What can be more personally satisfying than standing atop the highest peak in Africa? Elia Safaris outfits these climbs with the very best equipment and our own guides and porters to give you the climber, the best chance of reaching the summit. We specialize in the less frequented, more scenic routes such as the Machame, Western Breach, Rongai, Lemosho glades, or Shira but are also more than happy to organize a Marangu ascent as well! There is no guarantee of success but our percentage of climbers to reach the summit is amongst the best of all operators!
Why Elia Safaris?
Elia Safaris is one of the few Arusha-based companies that have a specific climbing and trekking license to operate on Kilimanjaro. We do NOT subcontract. Therefore, everything is run by Elia Safaris, so we control your trip.
IMPORTANT TIPS FOR THE CLIMBERS!
A. PHYSICAL FITNESS
Although Kilimanjaro is not a technical mountain climb, it is a major challenge and the rigors of altitude should not be underestimated. Remember that Uhuru peak is 500m higher than Everest Base Camp!! The pace of your ascent coupled with good acclimatization will help you on the climb but it is essential to be mentally and physically prepared before you start. Regular hikes are one of the best ways to prepare, increasing frequency and length, as you get closer to the trek. All aerobic exercises such as cycling, running, swimming, and funnily enough aerobics are good for strengthening the cardiovascular system. Generally, any exercise that increases the heart rate for 20 minutes is helpful but don’t over do it just before the climb.
B. ALTITUDE AND ACCLIMATIZATION
Altitudes are generally defined as follows:-
During the trek, it is likely that all climbers will experience at least some form of mild altitude sickness. It is caused by the failure of the body to adapt quickly enough to the reduced level of oxygen in the air at an increased altitude. There are many different symptoms but the most common are headaches, light-headedness, nausea, loss of appetite, tingling in the extremities (toes, fingers), and a mild swell of ankles and fingers.
These mild forms are not serious and will normally disappear within 48 hours.
C. PERSONAL FIRST AID KIT
The following first aid materials are important: –
D. OTHER HEALTH TIPS
All contact lens wearers should take care to remove the lenses at night, as the eye needs to absorb oxygen from the atmosphere. The rarefied conditions of altitude reduce oxygen levels and in extreme cases, a Corneal Oedema can develop.
E. EMERGENCY EVACUATION
In the event of an emergency on the mountain, the rescue team plus one of the assistant guides will descend with the casualty to the park gate. At the gate, the casualty will be taken care and the necessary arrangements will be made.
Cameras whether Video or film, need to be protected against the severe cold weather either in a warm pouch or the interior pockets of your clothing. Do not keep it in your backpack at higher elevations. A selection of lenses will aid the final results although weight and bulk will obviously influence your selection. A polarized or neutral density filter is recommended, as is slide film rather than print. Bring your own film as it can be hard to find and expensive in Tanzania.
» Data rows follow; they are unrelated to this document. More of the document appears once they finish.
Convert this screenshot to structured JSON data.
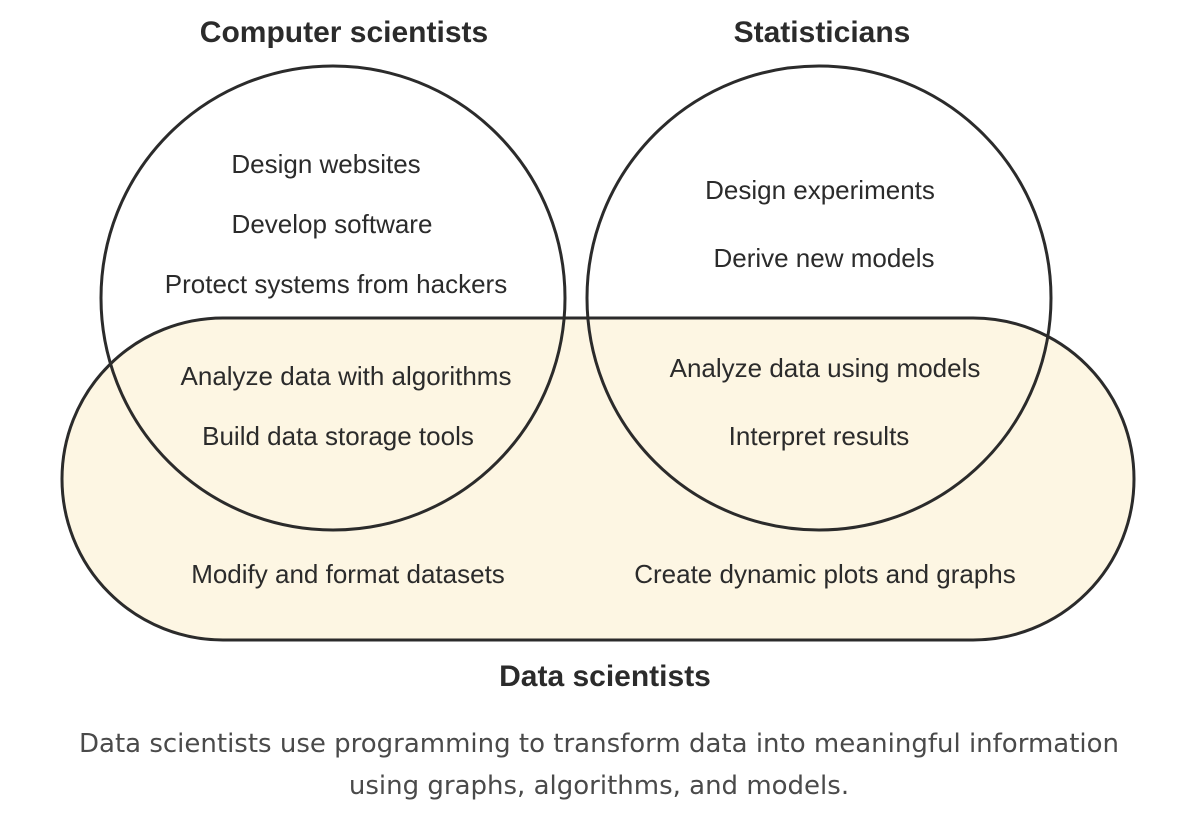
{
  "labels": {
    "computer_scientists": "Computer scientists",
    "statisticians": "Statisticians",
    "data_scientists": "Data scientists"
  },
  "computer_scientists_only": [
    "Design websites",
    "Develop software",
    "Protect systems from hackers"
  ],
  "statisticians_only": [
    "Design experiments",
    "Derive new models"
  ],
  "cs_and_data": [
    "Analyze data with algorithms",
    "Build data storage tools"
  ],
  "stats_and_data": [
    "Analyze data using models",
    "Interpret results"
  ],
  "data_scientists_only": [
    "Modify and format datasets",
    "Create dynamic plots and graphs"
  ],
  "caption": {
    "line1": "Data scientists use programming to transform data into meaningful information",
    "line2": "using graphs, algorithms, and models."
  },
  "colors": {
    "data_region_fill": "#fdf6e3",
    "outline": "#2b2b2b",
    "text": "#2b2b2b",
    "caption": "#4a4a4a"
  }
}
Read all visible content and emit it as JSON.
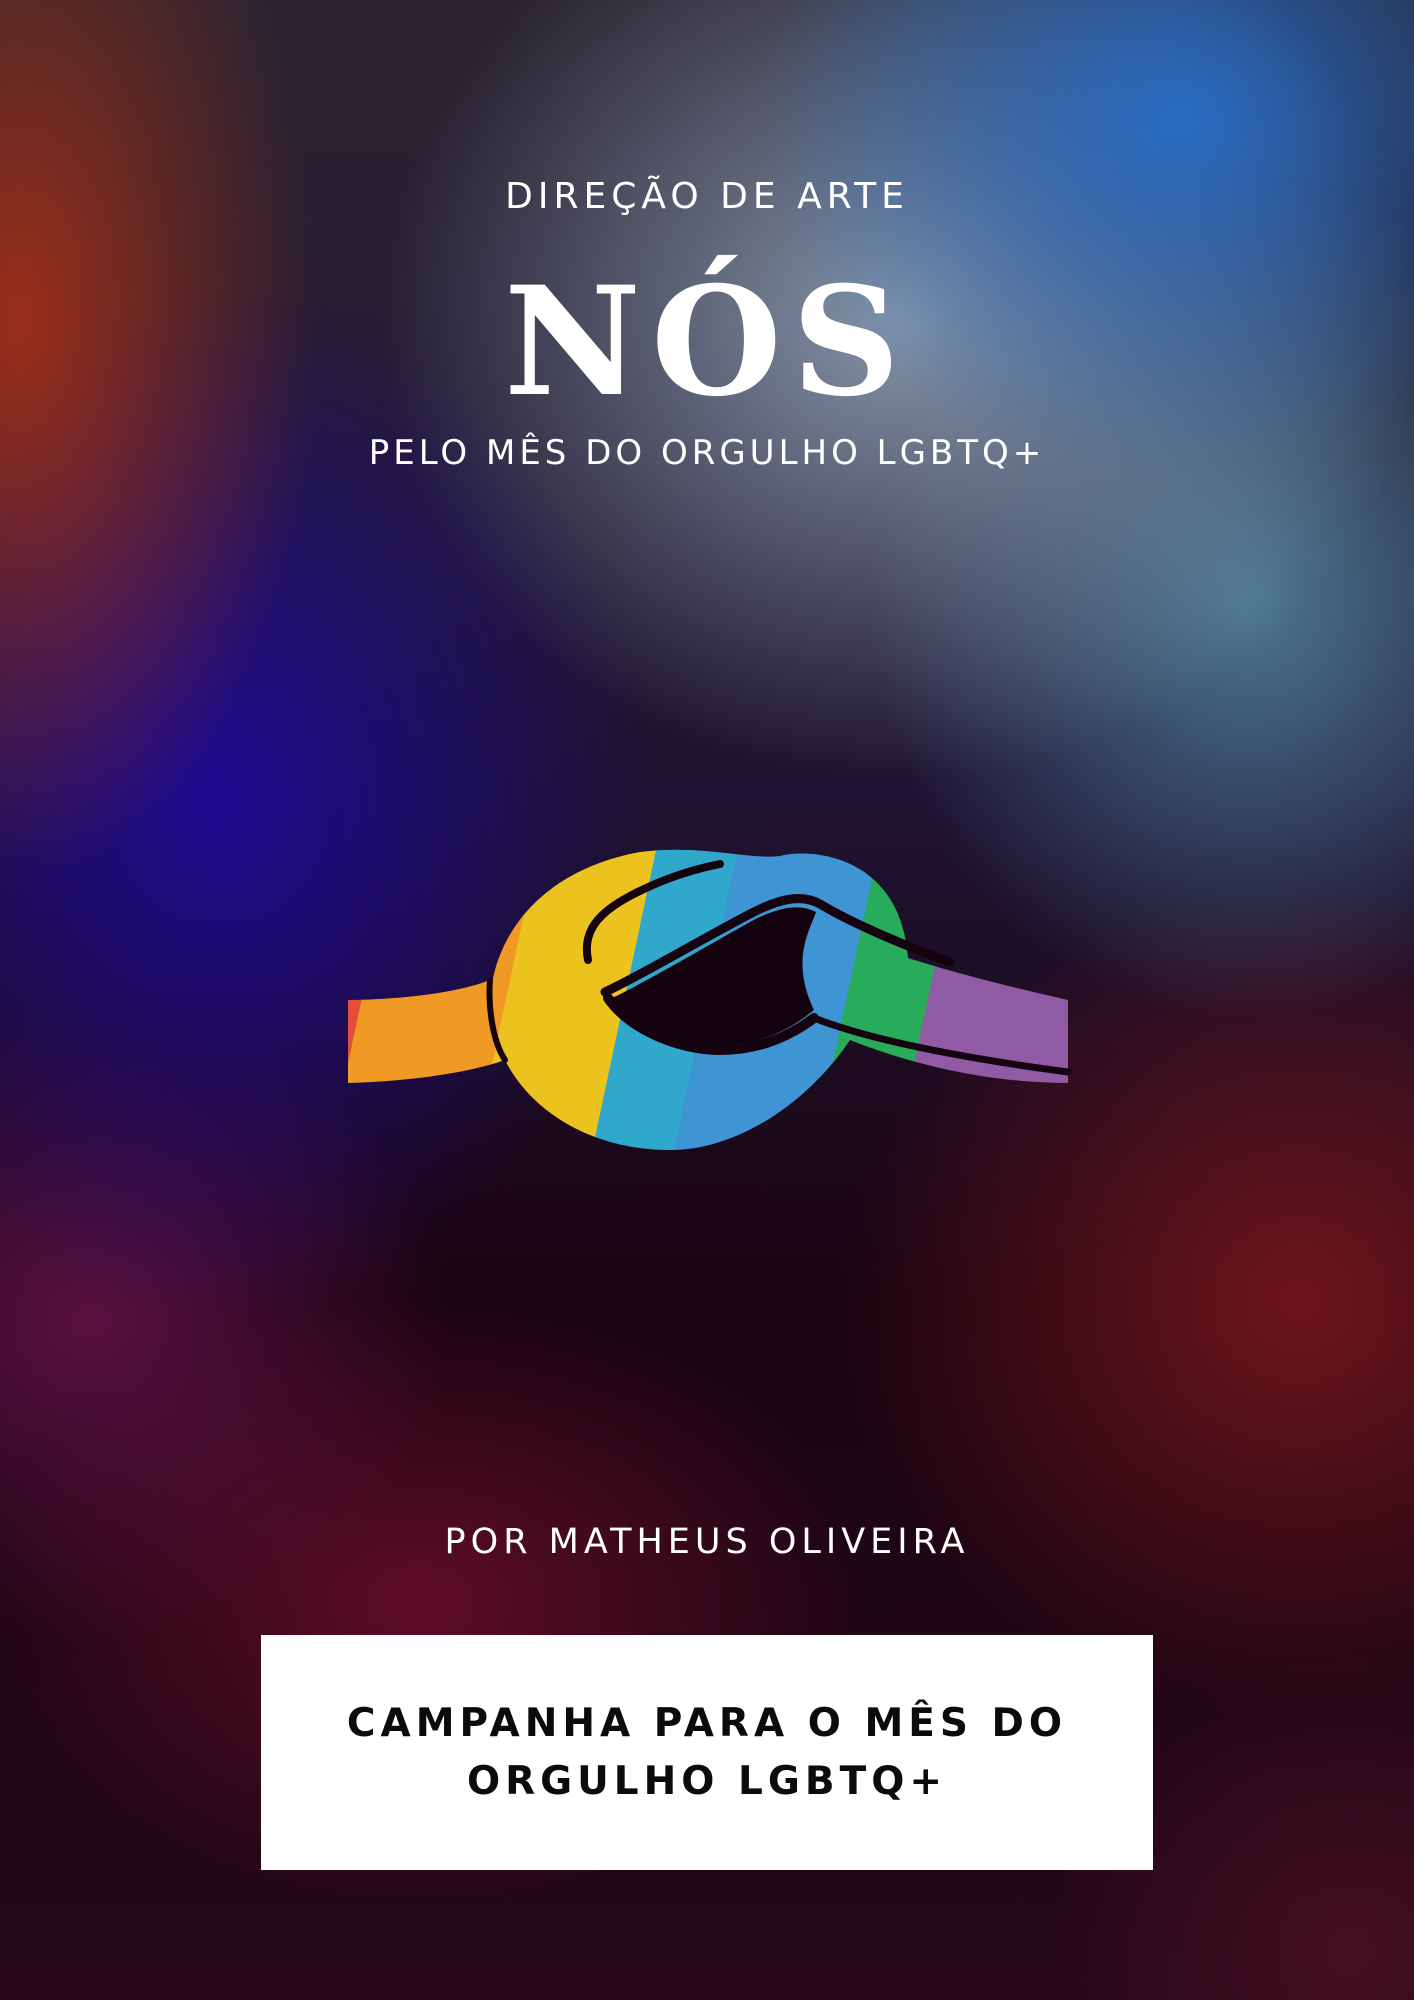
{
  "poster": {
    "kicker": "DIREÇÃO DE ARTE",
    "title": "NÓS",
    "subtitle": "PELO MÊS DO ORGULHO LGBTQ+",
    "author": "POR MATHEUS OLIVEIRA",
    "campaign": "CAMPANHA PARA O MÊS DO ORGULHO LGBTQ+"
  },
  "logo": {
    "icon": "rainbow-knot-icon",
    "colors": [
      "#e34e3c",
      "#f09a25",
      "#ecc31e",
      "#2fa8cc",
      "#3f95d3",
      "#28ac5c",
      "#905aa4"
    ]
  }
}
For digital equipment, check with the manufacturer’s specifications for temperature range (especially battery life), water tightness, and general hardiness.
MT. KILIMANJARO – GLACIOLOGY
Glaciers and Glaciology
Glacial recession is clearly visible on the two pictures of the southern ice fields that were taken from near the Barranco Hut, the first in 1984, and the second in 1998. The most evident changes have occurred on the Heim Glacier. In 1984 this is seen to have a “dog leg” in it; it reached down lower than any of the other glaciers in this, the central part of the main southern ice fields. In 1998 it is seen its upper reaches have a much bigger gap separating it from its neighboring glacier to the right. The bottom section, below the original dogleg, is totally missing and represents a loss of ice extending about 300m vertically. More recent photographs show a further reduction in the glaciated area.
At one stage most of the summit of Kilimanjaro was covered by an ice cap, probably more than 100 meters deep. Glaciers extended well down the mountain forming moraine ridges, clearly visible now on the southern flanks down to about 4000m. At present, only a small fraction of the glacial cover remains. The remnants of the ice cap can be seen as the spectacular ice cliffs of the Northern and Eastern Ice fields, and the longest glaciers are found on the precipitous southern and south-western flanks. If the present rate of glacial recession continues the majority of the glaciers on Kilimanjaro could vanish altogether in the next 50 years.
A recent study carried out on the snow of Xixibangma and Kilimanjaro has reinforced observations. It is now estimated that Kilimanjaro has lost 85% of its ice cover (by mass) since 1912.